* Required action *
The whole of the data is to be duplicated precisely.

* Input material *
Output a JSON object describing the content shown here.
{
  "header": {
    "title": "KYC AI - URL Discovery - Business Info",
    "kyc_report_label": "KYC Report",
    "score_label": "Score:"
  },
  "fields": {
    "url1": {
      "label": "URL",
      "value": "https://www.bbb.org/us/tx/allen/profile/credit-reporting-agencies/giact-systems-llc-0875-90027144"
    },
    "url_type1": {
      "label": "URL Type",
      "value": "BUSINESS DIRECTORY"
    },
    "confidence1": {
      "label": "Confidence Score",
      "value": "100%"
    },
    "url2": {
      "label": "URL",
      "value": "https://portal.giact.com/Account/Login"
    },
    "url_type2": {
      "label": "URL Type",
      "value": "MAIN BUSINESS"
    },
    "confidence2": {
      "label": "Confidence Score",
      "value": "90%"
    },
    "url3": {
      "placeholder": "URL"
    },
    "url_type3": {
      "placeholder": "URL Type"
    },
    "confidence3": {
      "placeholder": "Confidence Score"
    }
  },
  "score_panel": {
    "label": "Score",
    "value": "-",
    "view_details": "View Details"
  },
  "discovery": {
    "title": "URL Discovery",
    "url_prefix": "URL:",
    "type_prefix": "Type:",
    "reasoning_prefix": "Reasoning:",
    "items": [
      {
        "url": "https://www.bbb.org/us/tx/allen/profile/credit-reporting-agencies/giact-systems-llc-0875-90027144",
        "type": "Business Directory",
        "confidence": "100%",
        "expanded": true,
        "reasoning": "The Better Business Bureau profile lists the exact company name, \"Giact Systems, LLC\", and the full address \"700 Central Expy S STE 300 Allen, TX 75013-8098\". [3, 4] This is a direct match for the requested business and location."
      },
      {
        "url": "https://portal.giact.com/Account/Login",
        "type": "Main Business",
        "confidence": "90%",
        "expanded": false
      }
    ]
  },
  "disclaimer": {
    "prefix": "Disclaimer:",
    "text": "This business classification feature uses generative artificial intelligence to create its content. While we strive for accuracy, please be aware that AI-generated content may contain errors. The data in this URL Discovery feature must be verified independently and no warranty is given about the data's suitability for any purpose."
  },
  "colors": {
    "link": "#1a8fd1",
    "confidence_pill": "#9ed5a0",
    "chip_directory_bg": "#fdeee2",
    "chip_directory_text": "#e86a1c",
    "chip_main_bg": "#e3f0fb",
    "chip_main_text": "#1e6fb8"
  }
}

* Expected output *
Output a JSON object describing the content shown here.
{
  "header": {
    "title": "KYC AI - URL Discovery - Business Info",
    "kyc_report_label": "KYC Report",
    "score_label": "Score:"
  },
  "fields": {
    "url1": {
      "label": "URL",
      "value": "https://www.bbb.org/us/tx/allen/profile/credit-reporting-agencies/giact-systems-llc-0875-90027144"
    },
    "url_type1": {
      "label": "URL Type",
      "value": "BUSINESS DIRECTORY"
    },
    "confidence1": {
      "label": "Confidence Score",
      "value": "100%"
    },
    "url2": {
      "label": "URL",
      "value": "https://portal.giact.com/Account/Login"
    },
    "url_type2": {
      "label": "URL Type",
      "value": "MAIN BUSINESS"
    },
    "confidence2": {
      "label": "Confidence Score",
      "value": "90%"
    },
    "url3": {
      "placeholder": "URL"
    },
    "url_type3": {
      "placeholder": "URL Type"
    },
    "confidence3": {
      "placeholder": "Confidence Score"
    }
  },
  "score_panel": {
    "label": "Score",
    "value": "-",
    "view_details": "View Details"
  },
  "discovery": {
    "title": "URL Discovery",
    "url_prefix": "URL:",
    "type_prefix": "Type:",
    "reasoning_prefix": "Reasoning:",
    "items": [
      {
        "url": "https://www.bbb.org/us/tx/allen/profile/credit-reporting-agencies/giact-systems-llc-0875-90027144",
        "type": "Business Directory",
        "confidence": "100%",
        "expanded": true,
        "reasoning": "The Better Business Bureau profile lists the exact company name, \"Giact Systems, LLC\", and the full address \"700 Central Expy S STE 300 Allen, TX 75013-8098\". [3, 4] This is a direct match for the requested business and location."
      },
      {
        "url": "https://portal.giact.com/Account/Login",
        "type": "Main Business",
        "confidence": "90%",
        "expanded": false
      }
    ]
  },
  "disclaimer": {
    "prefix": "Disclaimer:",
    "text": "This business classification feature uses generative artificial intelligence to create its content. While we strive for accuracy, please be aware that AI-generated content may contain errors. The data in this URL Discovery feature must be verified independently and no warranty is given about the data's suitability for any purpose."
  },
  "colors": {
    "link": "#1a8fd1",
    "confidence_pill": "#9ed5a0",
    "chip_directory_bg": "#fdeee2",
    "chip_directory_text": "#e86a1c",
    "chip_main_bg": "#e3f0fb",
    "chip_main_text": "#1e6fb8"
  }
}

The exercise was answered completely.